Regular pruning will promote health, provide air circulation, and maintain a desirable shape by removing dead or damaged branches. Pruning is best done in late-winter to early spring before new growth appears. Pruning in deep winter can weaken the plant and eventually kill it.   The simplest pruning technique is to shear the entire plant back by about one-quarter to one-third its total height, making a rounded shape. “Renewal” pruning occasionally–once every few years or so—can be achieved by cutting back harder, up to one-half  or more of the total plant size.  Do not do this yearly or you will shorten the plant life span.

Ericameria nauseosa var. latisquamea with galls (Photo: Janice Tucker)

If galls appear on the chamisa they are harmless and do not need to be removed. They contain the larvae picture-winged fruit fly (Aciurina spp. of the Family Tephritidae of the Order Diptera). They lay their eggs on chamisa and generate a chemical which creates the white round protective galls. When the insect emerges the galls remain on the plant indefinitely.

Native Americans used rabbitbrush to make a yellow dye, for medicinal tea, and for chewing gum. The forage value of rubber rabbitbrush varies greatly among varieties but is beneficial for mule deer, pronghorn, and jackrabbits during fall and winter. It also provides cover for mammals and small nesting birds.

The species name “nauseosa” refers to the smell given off when the leaves or flowers are crushed, described as pineapple-like by some and foul and rubbery by others. The common name refers to the rubber content in the sap, which varies across the taxa. Rabbitbrush was first tested as a source of high quality rubber during World War II. In recent decades, there has been renewed interest in its potential for production of rubber, resins, and other chemicals. Rubber rabbitbrush has also been identified as a potential source of biomass and biocrude fuels and insecticides.


“Ericameria nauseosa (rubber rabbitbrush)”. USDA, NRCS. 2019. The PLANTS Database ( , 29 July 2019.) National Plant Data Team, Greensboro, NC 27401-4901 USA.

“Ericameria nauseosa”. Garden Explorer. Santa Fe Botanical Garden. Web. 29 July 2019. Retrieved from:

“Ericameria Species, Chamisa, Rubber Rabbitbrush”. Dave’s Garden. Web. 29 July 2019. Retrieved from:

Malaby, Sarah. “Rubber Rabbitbrush”. Plant of the Week. U.S. Forest Service.
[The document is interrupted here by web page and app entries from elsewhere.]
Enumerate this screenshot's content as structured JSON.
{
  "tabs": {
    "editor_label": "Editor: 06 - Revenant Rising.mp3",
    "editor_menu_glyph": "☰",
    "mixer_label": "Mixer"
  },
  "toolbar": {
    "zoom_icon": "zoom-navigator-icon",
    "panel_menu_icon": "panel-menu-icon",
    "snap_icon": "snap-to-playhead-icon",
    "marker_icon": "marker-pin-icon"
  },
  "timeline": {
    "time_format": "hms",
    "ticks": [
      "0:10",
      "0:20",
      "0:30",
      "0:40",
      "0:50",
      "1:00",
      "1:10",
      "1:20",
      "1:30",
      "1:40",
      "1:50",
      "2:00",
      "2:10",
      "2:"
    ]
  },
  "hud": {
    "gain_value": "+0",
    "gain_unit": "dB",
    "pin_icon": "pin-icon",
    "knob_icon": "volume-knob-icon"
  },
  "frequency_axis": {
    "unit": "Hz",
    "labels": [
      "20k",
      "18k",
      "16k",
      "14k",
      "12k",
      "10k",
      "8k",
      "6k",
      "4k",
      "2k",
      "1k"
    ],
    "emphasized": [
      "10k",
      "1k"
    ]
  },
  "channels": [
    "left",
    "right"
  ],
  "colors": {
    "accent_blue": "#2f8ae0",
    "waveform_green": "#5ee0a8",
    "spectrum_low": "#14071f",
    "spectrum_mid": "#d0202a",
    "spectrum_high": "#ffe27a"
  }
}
Web. 29 July 2019. Retrieved from:

Whiting, D., Cox, R., O’Meara, C., and Wilson, C. “Pruning Flowering Shrubs.” Colorado State University Extension Master Gardener CMG GardenNotes #616. 2018 May. Web. 29 July 2019. Retrieved from:

“Rubber rabbitbrush”. Great Basin Seed. Web. 29 July 2019. Retrieved from: